*What is expected*
Go through the entries below line by line and count those containing "value"; the answer is that count alone.

Segment Start: Provided data

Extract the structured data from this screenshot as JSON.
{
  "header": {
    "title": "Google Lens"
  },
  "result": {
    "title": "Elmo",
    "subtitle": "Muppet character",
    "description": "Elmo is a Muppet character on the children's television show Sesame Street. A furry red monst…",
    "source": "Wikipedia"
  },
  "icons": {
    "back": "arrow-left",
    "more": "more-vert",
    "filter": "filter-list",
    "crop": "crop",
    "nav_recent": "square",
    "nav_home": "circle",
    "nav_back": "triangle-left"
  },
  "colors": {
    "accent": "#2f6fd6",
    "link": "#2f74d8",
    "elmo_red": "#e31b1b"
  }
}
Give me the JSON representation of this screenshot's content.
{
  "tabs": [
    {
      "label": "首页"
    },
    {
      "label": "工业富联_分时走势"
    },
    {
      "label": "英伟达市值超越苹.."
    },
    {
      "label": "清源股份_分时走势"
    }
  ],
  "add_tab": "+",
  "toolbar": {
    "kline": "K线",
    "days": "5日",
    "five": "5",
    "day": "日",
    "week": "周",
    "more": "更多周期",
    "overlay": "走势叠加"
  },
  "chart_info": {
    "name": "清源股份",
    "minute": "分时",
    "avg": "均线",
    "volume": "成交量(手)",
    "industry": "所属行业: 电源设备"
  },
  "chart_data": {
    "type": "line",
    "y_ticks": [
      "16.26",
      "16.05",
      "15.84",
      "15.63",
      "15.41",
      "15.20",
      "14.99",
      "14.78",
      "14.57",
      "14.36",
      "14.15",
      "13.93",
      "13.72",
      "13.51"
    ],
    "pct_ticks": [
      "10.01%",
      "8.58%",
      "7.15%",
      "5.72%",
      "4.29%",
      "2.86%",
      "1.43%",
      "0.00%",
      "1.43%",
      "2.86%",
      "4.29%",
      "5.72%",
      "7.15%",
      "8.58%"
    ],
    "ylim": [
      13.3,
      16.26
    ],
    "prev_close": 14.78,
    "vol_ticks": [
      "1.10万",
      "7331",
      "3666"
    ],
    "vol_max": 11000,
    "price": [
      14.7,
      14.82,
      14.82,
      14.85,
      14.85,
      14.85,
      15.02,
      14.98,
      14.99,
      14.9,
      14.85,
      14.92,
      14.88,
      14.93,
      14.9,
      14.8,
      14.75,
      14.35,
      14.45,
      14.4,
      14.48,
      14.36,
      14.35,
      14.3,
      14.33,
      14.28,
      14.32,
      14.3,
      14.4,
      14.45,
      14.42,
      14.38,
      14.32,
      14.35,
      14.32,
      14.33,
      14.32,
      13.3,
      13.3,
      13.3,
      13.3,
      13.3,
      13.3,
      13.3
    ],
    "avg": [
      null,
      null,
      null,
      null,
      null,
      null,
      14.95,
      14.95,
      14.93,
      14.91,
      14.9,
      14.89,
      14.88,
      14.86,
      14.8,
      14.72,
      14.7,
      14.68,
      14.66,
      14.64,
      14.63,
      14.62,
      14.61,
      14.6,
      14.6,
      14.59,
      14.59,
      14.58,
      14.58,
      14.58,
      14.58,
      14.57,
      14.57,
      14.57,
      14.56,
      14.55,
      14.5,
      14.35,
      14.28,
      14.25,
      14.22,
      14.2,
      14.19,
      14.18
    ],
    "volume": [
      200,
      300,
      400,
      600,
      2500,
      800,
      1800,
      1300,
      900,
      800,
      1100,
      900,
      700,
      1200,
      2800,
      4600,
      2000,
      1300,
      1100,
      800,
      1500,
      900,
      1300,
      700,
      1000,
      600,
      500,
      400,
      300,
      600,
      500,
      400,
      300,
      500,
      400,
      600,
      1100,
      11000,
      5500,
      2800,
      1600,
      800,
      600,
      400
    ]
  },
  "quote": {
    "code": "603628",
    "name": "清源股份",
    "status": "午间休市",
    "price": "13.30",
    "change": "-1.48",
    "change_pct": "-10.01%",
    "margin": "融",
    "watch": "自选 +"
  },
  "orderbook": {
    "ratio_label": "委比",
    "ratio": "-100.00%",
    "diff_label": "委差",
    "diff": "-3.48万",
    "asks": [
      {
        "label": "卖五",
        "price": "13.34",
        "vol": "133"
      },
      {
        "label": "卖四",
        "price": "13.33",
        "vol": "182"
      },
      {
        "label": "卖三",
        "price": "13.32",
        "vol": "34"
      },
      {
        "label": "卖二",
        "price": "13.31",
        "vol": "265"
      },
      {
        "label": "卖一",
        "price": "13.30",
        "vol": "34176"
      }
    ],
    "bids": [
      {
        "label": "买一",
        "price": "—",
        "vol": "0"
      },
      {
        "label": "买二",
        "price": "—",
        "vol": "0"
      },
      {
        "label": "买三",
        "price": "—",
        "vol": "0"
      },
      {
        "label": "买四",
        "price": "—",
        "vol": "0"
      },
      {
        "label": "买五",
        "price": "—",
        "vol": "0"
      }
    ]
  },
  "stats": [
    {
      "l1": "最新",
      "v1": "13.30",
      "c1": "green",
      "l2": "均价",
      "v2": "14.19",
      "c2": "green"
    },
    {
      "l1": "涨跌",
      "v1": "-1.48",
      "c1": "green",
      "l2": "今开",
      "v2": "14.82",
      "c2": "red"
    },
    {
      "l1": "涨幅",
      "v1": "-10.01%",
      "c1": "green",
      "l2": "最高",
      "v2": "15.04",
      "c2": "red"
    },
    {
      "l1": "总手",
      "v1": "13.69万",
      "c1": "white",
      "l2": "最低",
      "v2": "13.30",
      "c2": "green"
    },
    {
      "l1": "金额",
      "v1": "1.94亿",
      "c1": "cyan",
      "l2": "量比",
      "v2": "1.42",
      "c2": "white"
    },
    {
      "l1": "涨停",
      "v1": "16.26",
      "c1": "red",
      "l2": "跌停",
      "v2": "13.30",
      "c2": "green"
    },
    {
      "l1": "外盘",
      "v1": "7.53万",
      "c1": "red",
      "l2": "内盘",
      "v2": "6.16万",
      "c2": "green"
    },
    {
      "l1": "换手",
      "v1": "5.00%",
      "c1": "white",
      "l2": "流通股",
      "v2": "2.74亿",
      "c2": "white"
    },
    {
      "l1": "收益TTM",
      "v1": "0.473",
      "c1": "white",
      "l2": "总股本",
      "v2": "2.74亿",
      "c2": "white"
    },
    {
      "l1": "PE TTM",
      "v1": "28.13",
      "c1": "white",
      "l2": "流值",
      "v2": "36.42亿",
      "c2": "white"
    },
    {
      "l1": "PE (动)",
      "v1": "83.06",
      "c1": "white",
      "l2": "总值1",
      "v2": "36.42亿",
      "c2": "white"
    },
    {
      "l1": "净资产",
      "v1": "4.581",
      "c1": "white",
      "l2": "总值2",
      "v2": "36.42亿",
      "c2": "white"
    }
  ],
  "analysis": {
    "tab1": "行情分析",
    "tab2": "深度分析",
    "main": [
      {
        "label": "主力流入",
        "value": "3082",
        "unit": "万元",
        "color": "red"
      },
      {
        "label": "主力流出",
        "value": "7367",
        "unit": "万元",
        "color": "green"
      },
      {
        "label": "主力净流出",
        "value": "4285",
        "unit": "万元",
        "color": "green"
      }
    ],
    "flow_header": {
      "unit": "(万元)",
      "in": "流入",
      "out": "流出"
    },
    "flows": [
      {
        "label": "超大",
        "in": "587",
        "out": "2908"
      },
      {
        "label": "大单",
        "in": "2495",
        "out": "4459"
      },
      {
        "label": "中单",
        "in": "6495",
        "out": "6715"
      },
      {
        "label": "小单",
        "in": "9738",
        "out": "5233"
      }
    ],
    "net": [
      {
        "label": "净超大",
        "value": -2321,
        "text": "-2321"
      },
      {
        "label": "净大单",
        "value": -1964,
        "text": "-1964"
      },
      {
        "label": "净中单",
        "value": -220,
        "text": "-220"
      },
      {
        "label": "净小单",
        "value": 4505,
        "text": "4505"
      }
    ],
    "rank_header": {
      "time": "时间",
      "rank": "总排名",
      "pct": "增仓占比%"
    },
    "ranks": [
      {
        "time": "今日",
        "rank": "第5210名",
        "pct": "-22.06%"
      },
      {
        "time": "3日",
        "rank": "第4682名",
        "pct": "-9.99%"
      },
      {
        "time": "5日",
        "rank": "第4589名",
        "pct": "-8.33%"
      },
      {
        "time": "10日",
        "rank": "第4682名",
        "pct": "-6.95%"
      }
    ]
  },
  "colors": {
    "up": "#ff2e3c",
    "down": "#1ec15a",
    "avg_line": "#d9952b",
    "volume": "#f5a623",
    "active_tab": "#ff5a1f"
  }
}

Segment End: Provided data

*Answer for this exercise*
7